» Task to complete
Word for word, print every entry below.

*** Records for the task Section Begins ***

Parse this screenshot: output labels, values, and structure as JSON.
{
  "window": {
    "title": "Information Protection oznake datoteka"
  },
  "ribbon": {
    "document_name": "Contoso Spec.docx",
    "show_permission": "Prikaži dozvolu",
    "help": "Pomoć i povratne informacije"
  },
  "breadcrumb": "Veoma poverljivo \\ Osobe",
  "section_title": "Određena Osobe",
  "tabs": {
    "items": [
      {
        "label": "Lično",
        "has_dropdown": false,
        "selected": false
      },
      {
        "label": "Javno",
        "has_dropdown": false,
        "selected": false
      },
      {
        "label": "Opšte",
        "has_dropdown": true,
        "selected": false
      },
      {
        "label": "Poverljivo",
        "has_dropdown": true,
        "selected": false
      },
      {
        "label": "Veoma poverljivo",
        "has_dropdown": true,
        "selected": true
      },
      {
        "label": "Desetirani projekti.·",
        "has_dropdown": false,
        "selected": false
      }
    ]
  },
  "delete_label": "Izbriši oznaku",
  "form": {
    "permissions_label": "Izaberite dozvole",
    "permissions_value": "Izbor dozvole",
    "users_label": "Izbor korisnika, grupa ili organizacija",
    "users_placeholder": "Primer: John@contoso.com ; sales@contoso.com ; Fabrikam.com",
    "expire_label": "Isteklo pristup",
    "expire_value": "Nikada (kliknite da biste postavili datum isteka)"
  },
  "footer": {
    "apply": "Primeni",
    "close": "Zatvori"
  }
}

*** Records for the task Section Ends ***

» Task result
Parse this screenshot: output labels, values, and structure as JSON.
{
  "window": {
    "title": "Information Protection oznake datoteka"
  },
  "ribbon": {
    "document_name": "Contoso Spec.docx",
    "show_permission": "Prikaži dozvolu",
    "help": "Pomoć i povratne informacije"
  },
  "breadcrumb": "Veoma poverljivo \\ Osobe",
  "section_title": "Određena Osobe",
  "tabs": {
    "items": [
      {
        "label": "Lično",
        "has_dropdown": false,
        "selected": false
      },
      {
        "label": "Javno",
        "has_dropdown": false,
        "selected": false
      },
      {
        "label": "Opšte",
        "has_dropdown": true,
        "selected": false
      },
      {
        "label": "Poverljivo",
        "has_dropdown": true,
        "selected": false
      },
      {
        "label": "Veoma poverljivo",
        "has_dropdown": true,
        "selected": true
      },
      {
        "label": "Desetirani projekti.·",
        "has_dropdown": false,
        "selected": false
      }
    ]
  },
  "delete_label": "Izbriši oznaku",
  "form": {
    "permissions_label": "Izaberite dozvole",
    "permissions_value": "Izbor dozvole",
    "users_label": "Izbor korisnika, grupa ili organizacija",
    "users_placeholder": "Primer: John@contoso.com ; sales@contoso.com ; Fabrikam.com",
    "expire_label": "Isteklo pristup",
    "expire_value": "Nikada (kliknite da biste postavili datum isteka)"
  },
  "footer": {
    "apply": "Primeni",
    "close": "Zatvori"
  }
}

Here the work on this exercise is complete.